I had my runners’ number with me but had not attached it, expecting to do that once I arrived. If anyone who is reading this is running the Great Manchester Run, then please note, they do NOT provide safety pins for attaching your number to your clothes. Make sure you do this before you arrive to save you from dashing in to WH Smith, or doing what I did and pleading with other runners for any spares!

Time for the much needed warm up. Jumping to see the celebrity who is demonstrating different warm up moves, as one person in a sea of colourful running gear, I stretch it out in the street and jog on the spot to keep warm until the starting gun fires. We’re off….I high five Denise Lewis, athlete and Gold Olympic Medallist, as I fly past the starting line. The first thing that hits me is the mix of abilities. It is an obstacle course of fancy dress and multi-coloured charity t-shirts. Wanting to achieve my target time, I navigate round the tutus and illuminous sweat bands.

My second piece of advice to anyone who is taking part in the Great Manchester Run for the first time would be to pace yourself at the beginning. I know that sounds obvious, and I knew it too, but the first third of the course is uphill. The second third is relatively flat and the final third is downhill. That makes the final third sound easy but you’d be surprised how much knackered legs want to just roll down the hill…

Battling against the wind and trying to keep hold of my runners number secured with just 2 borrowed safety pins, I soldiered up Chester Road and made it to Old Trafford. Result. I hit the flat ground and had to slow down for a rest. Knowing that my supporters were waiting for me not too far ahead, I picked up the pace again so that they didn’t see me walking! Seeing your friends and family is a great motivation and having them near the middle or end really does help you keep going. I was feeling proud and confident and the finish line seemed achievable.

That was until….water! Water is a good thing. We need water when we exercise, to keep us hydrated. I was thirsty. There was free water. I drank water. Only, I had never drank water during any of my practise runs because it was awkward to hold and was added weight. Not long after that I had a stitch, with 3km’s to go. Those 3km’s felt like the longest 20 minutes of my life. I was so close to the end that the best thing was just to get through it and then have a sit down. I had cupcakes waiting for me at the finish line. The thought of a cup of tea and well-earned cupcake got me through the final distance. As the Hilton drew closer I could see the clock and it was a race against time to hit my goal. Powering through, I finished in a respectable 58 minutes.

Seat – check. Cupcakes – check. Happy Days.
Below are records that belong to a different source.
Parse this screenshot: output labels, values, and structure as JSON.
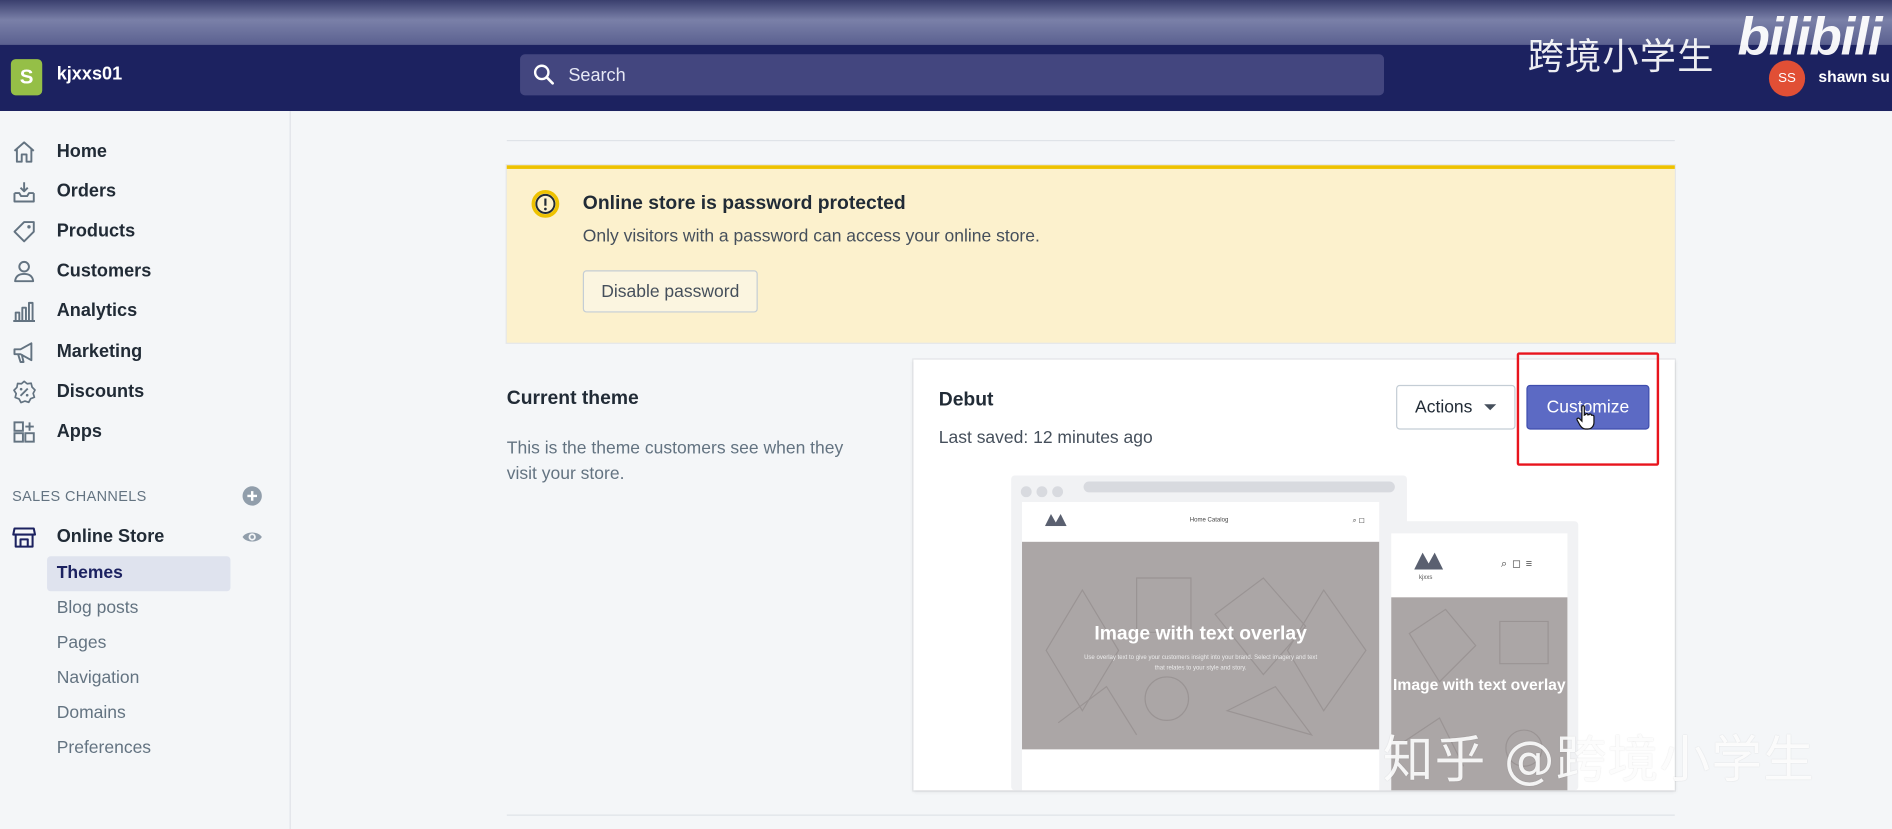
{
  "header": {
    "store_name": "kjxxs01",
    "logo_glyph": "S",
    "search_placeholder": "Search",
    "user_initials": "SS",
    "user_name": "shawn su",
    "watermark_text": "跨境小学生",
    "platform_logo": "bilibili"
  },
  "sidebar": {
    "items": [
      {
        "label": "Home",
        "icon": "home-icon"
      },
      {
        "label": "Orders",
        "icon": "orders-icon"
      },
      {
        "label": "Products",
        "icon": "tag-icon"
      },
      {
        "label": "Customers",
        "icon": "person-icon"
      },
      {
        "label": "Analytics",
        "icon": "bar-chart-icon"
      },
      {
        "label": "Marketing",
        "icon": "megaphone-icon"
      },
      {
        "label": "Discounts",
        "icon": "discount-icon"
      },
      {
        "label": "Apps",
        "icon": "apps-icon"
      }
    ],
    "sales_channels_heading": "SALES CHANNELS",
    "online_store": {
      "label": "Online Store",
      "icon": "store-icon"
    },
    "subitems": [
      {
        "label": "Themes",
        "active": true
      },
      {
        "label": "Blog posts"
      },
      {
        "label": "Pages"
      },
      {
        "label": "Navigation"
      },
      {
        "label": "Domains"
      },
      {
        "label": "Preferences"
      }
    ]
  },
  "banner": {
    "title": "Online store is password protected",
    "text": "Only visitors with a password can access your online store.",
    "button_label": "Disable password"
  },
  "current_theme": {
    "title": "Current theme",
    "description": "This is the theme customers see when they visit your store."
  },
  "theme_card": {
    "name": "Debut",
    "last_saved": "Last saved: 12 minutes ago",
    "actions_label": "Actions",
    "customize_label": "Customize"
  },
  "preview": {
    "desktop_title": "Image with text overlay",
    "desktop_subtitle": "Use overlay text to give your customers insight into your brand. Select imagery and text that relates to your style and story.",
    "desktop_nav": "Home   Catalog",
    "mobile_title": "Image with text overlay",
    "mobile_logo_text": "kjxxs"
  },
  "watermark_bottom": "知乎 @跨境小学生",
  "colors": {
    "topbar": "#1c2260",
    "accent": "#5c6ac4",
    "banner_bg": "#fcf1cd",
    "banner_border": "#eec200",
    "highlight": "#e8141d",
    "logo": "#95bf47"
  }
}
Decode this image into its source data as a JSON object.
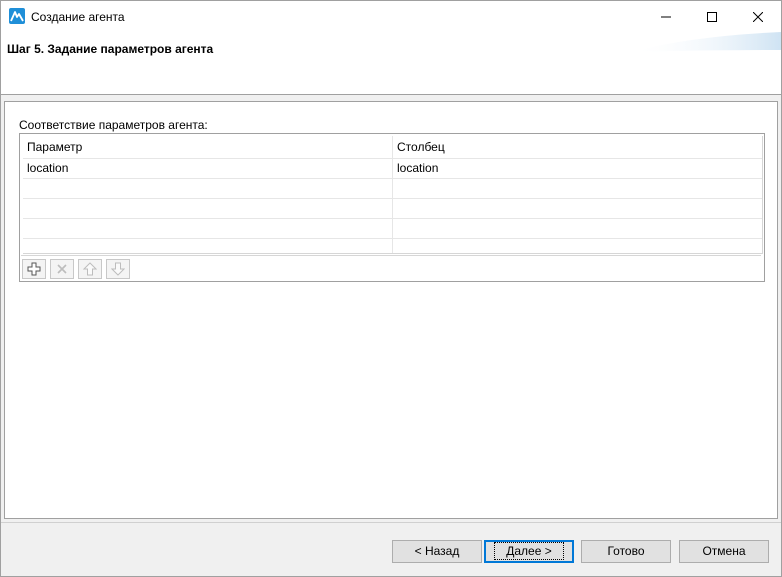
{
  "window": {
    "title": "Создание агента",
    "icons": {
      "app": "app-logo-icon",
      "minimize": "minimize-icon",
      "maximize": "maximize-icon",
      "close": "close-icon"
    }
  },
  "header": {
    "step_title": "Шаг 5. Задание параметров агента"
  },
  "mapping": {
    "label": "Соответствие параметров агента:",
    "columns": [
      "Параметр",
      "Столбец"
    ],
    "rows": [
      [
        "location",
        "location"
      ],
      [
        "",
        ""
      ],
      [
        "",
        ""
      ],
      [
        "",
        ""
      ],
      [
        "",
        ""
      ]
    ],
    "toolbar": [
      {
        "name": "add-row-button",
        "icon": "plus-icon",
        "enabled": true
      },
      {
        "name": "delete-row-button",
        "icon": "cross-icon",
        "enabled": false
      },
      {
        "name": "move-up-button",
        "icon": "arrow-up-icon",
        "enabled": false
      },
      {
        "name": "move-down-button",
        "icon": "arrow-down-icon",
        "enabled": false
      }
    ]
  },
  "buttons": {
    "back": "< Назад",
    "next": "Далее >",
    "finish": "Готово",
    "cancel": "Отмена"
  },
  "colors": {
    "accent": "#0078d7",
    "logo": "#1f8fd8"
  }
}
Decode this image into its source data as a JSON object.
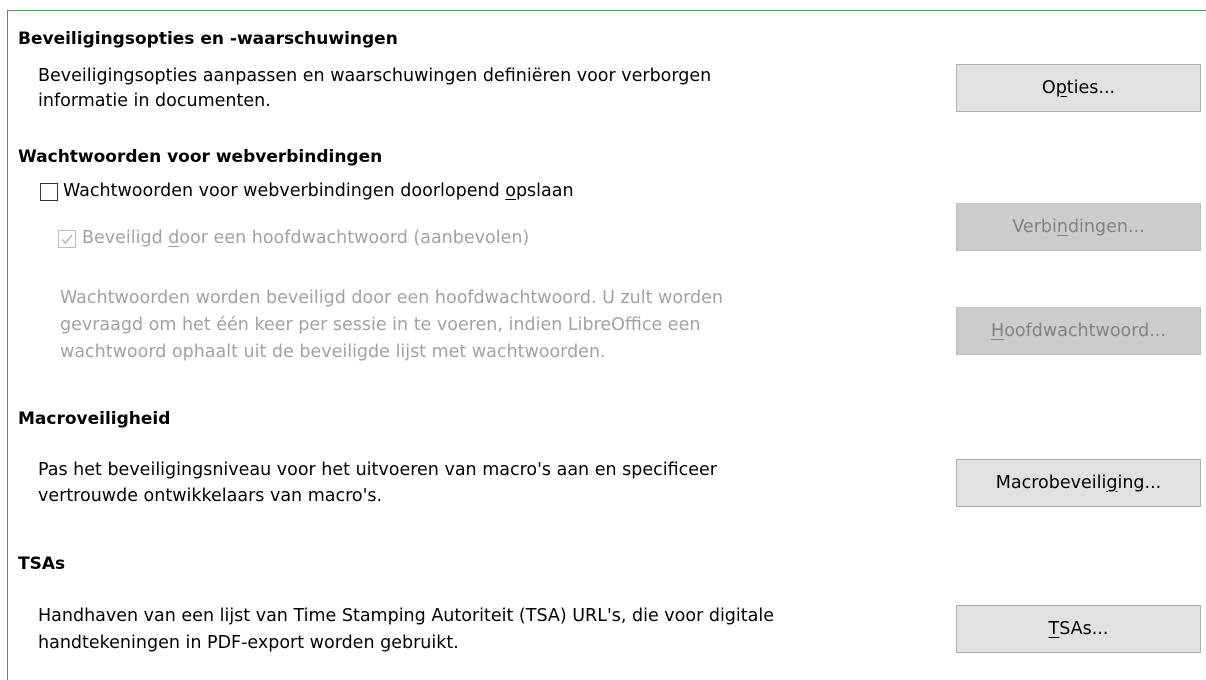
{
  "sections": {
    "security": {
      "heading": "Beveiligingsopties en -waarschuwingen",
      "desc1": "Beveiligingsopties aanpassen en waarschuwingen definiëren voor verborgen",
      "desc2": "informatie in documenten.",
      "button": {
        "pre": "O",
        "key": "p",
        "post": "ties..."
      }
    },
    "passwords": {
      "heading": "Wachtwoorden voor webverbindingen",
      "persist": {
        "pre": "Wachtwoorden voor webverbindingen doorlopend ",
        "key": "o",
        "post": "pslaan",
        "checked": false
      },
      "master": {
        "pre": "Beveiligd ",
        "key": "d",
        "post": "oor een hoofdwachtwoord (aanbevolen)",
        "checked": true,
        "disabled": true
      },
      "connections_button": {
        "pre": "Verbi",
        "key": "n",
        "post": "dingen..."
      },
      "note1": "Wachtwoorden worden beveiligd door een hoofdwachtwoord. U zult worden",
      "note2": "gevraagd om het één keer per sessie in te voeren, indien LibreOffice een",
      "note3": "wachtwoord ophaalt uit de beveiligde lijst met wachtwoorden.",
      "master_button": {
        "pre": "",
        "key": "H",
        "post": "oofdwachtwoord..."
      }
    },
    "macro": {
      "heading": "Macroveiligheid",
      "desc1": "Pas het beveiligingsniveau voor het uitvoeren van macro's aan en specificeer",
      "desc2": "vertrouwde ontwikkelaars van macro's.",
      "button": {
        "pre": "Macrobeveili",
        "key": "g",
        "post": "ing..."
      }
    },
    "tsa": {
      "heading": "TSAs",
      "desc1": "Handhaven van een lijst van Time Stamping Autoriteit (TSA) URL's, die voor digitale",
      "desc2": "handtekeningen in PDF-export worden gebruikt.",
      "button": {
        "pre": "",
        "key": "T",
        "post": "SAs..."
      }
    }
  }
}
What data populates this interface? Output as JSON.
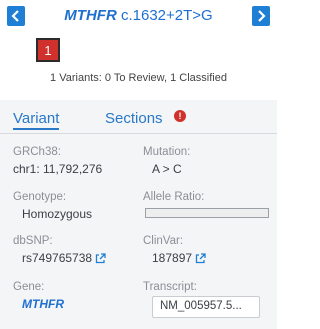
{
  "header": {
    "gene": "MTHFR",
    "variant": "c.1632+2T>G",
    "badge_count": "1",
    "summary": "1 Variants: 0 To Review, 1 Classified"
  },
  "tabs": {
    "variant": "Variant",
    "sections": "Sections",
    "sections_alert": "!"
  },
  "fields": {
    "build_label": "GRCh38:",
    "build_value": "chr1: 11,792,276",
    "mutation_label": "Mutation:",
    "mutation_value": "A > C",
    "genotype_label": "Genotype:",
    "genotype_value": "Homozygous",
    "allele_ratio_label": "Allele Ratio:",
    "dbsnp_label": "dbSNP:",
    "dbsnp_value": "rs749765738",
    "clinvar_label": "ClinVar:",
    "clinvar_value": "187897",
    "gene_label": "Gene:",
    "gene_value": "MTHFR",
    "transcript_label": "Transcript:",
    "transcript_value": "NM_005957.5..."
  },
  "colors": {
    "accent": "#1f7fd4",
    "badge": "#d0312d",
    "link": "#1f6fd0"
  },
  "icons": {
    "prev": "chevron-left-icon",
    "next": "chevron-right-icon",
    "external": "external-link-icon"
  }
}
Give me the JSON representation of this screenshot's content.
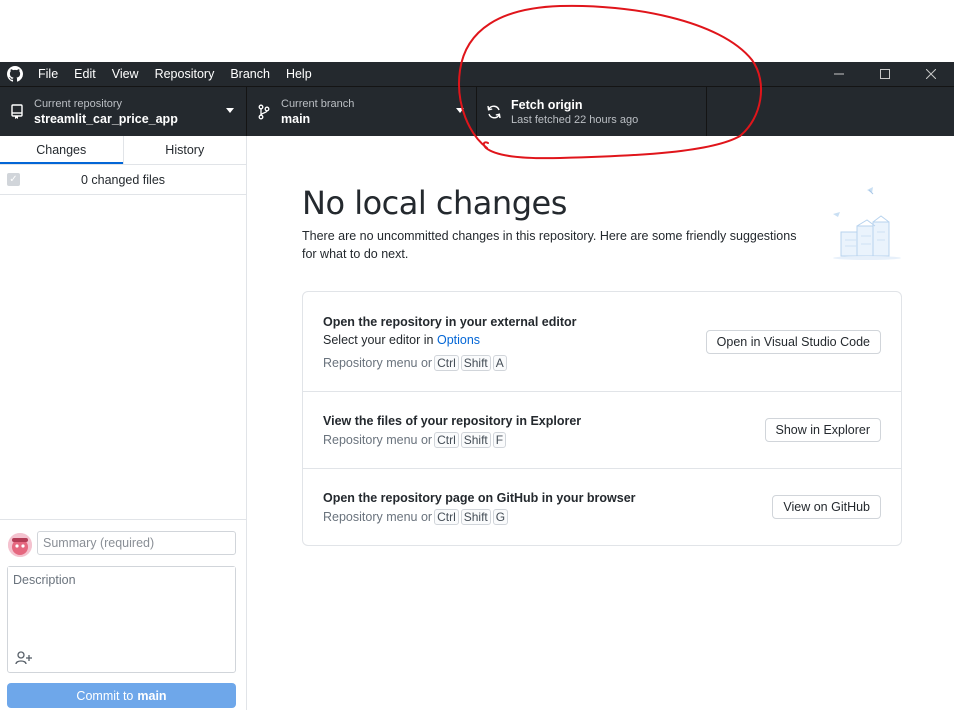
{
  "menu": [
    "File",
    "Edit",
    "View",
    "Repository",
    "Branch",
    "Help"
  ],
  "window_controls": {
    "minimize": "—",
    "maximize": "☐",
    "close": "✕"
  },
  "toolbar": {
    "repo_label": "Current repository",
    "repo_value": "streamlit_car_price_app",
    "branch_label": "Current branch",
    "branch_value": "main",
    "fetch_label": "Fetch origin",
    "fetch_sub": "Last fetched 22 hours ago"
  },
  "sidebar": {
    "tabs": [
      "Changes",
      "History"
    ],
    "active_tab": "Changes",
    "changed_files": "0 changed files",
    "summary_placeholder": "Summary (required)",
    "description_placeholder": "Description",
    "commit_prefix": "Commit to",
    "commit_branch": "main"
  },
  "main": {
    "heading": "No local changes",
    "subtext": "There are no uncommitted changes in this repository. Here are some friendly suggestions for what to do next.",
    "suggestions": [
      {
        "title": "Open the repository in your external editor",
        "subtitle": "Select your editor in",
        "subtitle_link": "Options",
        "hint": "Repository menu or",
        "keys": [
          "Ctrl",
          "Shift",
          "A"
        ],
        "button": "Open in Visual Studio Code"
      },
      {
        "title": "View the files of your repository in Explorer",
        "hint": "Repository menu or",
        "keys": [
          "Ctrl",
          "Shift",
          "F"
        ],
        "button": "Show in Explorer"
      },
      {
        "title": "Open the repository page on GitHub in your browser",
        "hint": "Repository menu or",
        "keys": [
          "Ctrl",
          "Shift",
          "G"
        ],
        "button": "View on GitHub"
      }
    ]
  },
  "colors": {
    "chrome": "#24292e",
    "accent": "#0366d6",
    "commit_button": "#6ea7ea",
    "annotation": "#e0151b"
  }
}
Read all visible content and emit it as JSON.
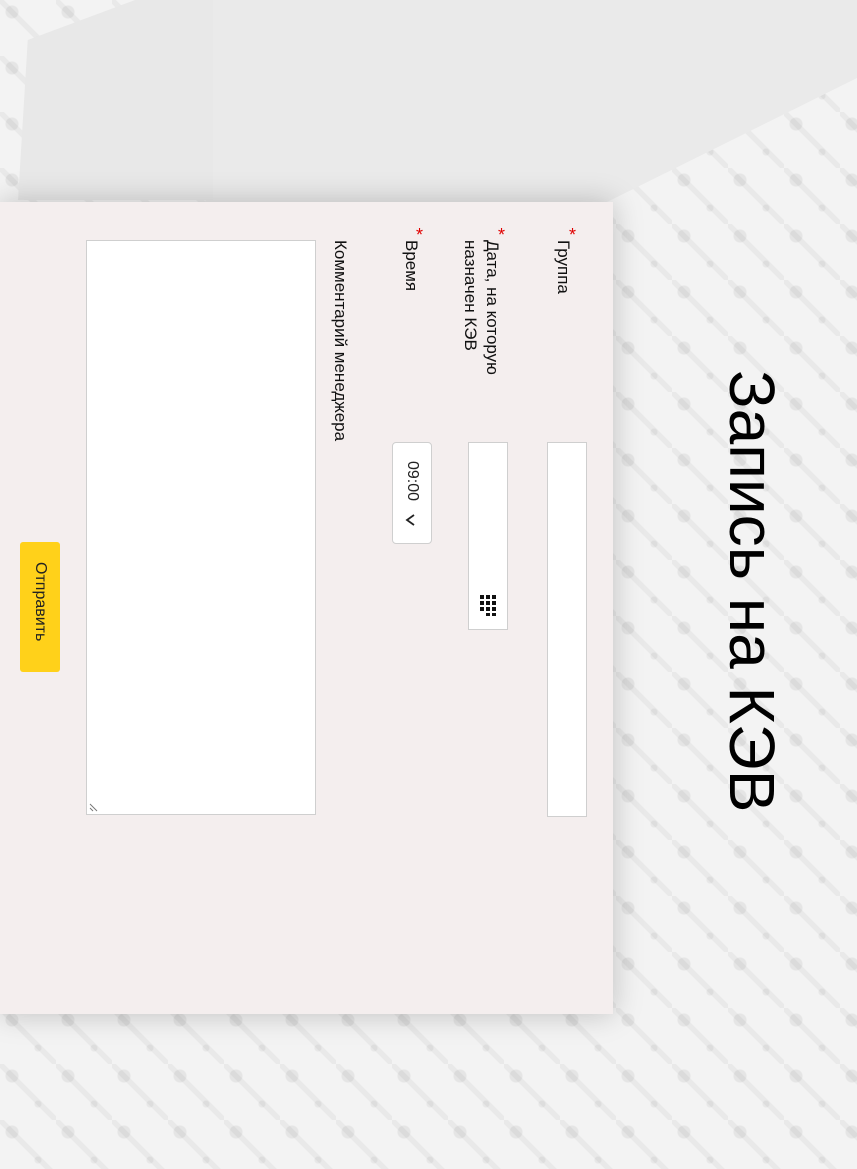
{
  "page": {
    "title": "Запись на КЭВ"
  },
  "form": {
    "group": {
      "label": "Группа",
      "required_mark": "*",
      "value": ""
    },
    "date": {
      "label_line1": "Дата, на которую",
      "label_line2": "назначен КЭВ",
      "required_mark": "*",
      "value": "",
      "icon": "calendar-icon"
    },
    "time": {
      "label": "Время",
      "required_mark": "*",
      "selected": "09:00",
      "icon": "chevron-down-icon"
    },
    "comment": {
      "label": "Комментарий менеджера",
      "value": ""
    },
    "submit_label": "Отправить"
  },
  "colors": {
    "accent": "#ffd11a",
    "required": "#e00000",
    "card_bg": "#f4eeee"
  }
}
I put on my medal so that everyone knew I had run the Great Manchester Run and dug in to my reward.

My final piece of advice to anyone who is running for the first time…don’t sit down straight after you’ve finished the race unless you plan on staying in that seat for a good long while. Muscles seized – check."

#greatmanchesterrun #raceday #running #training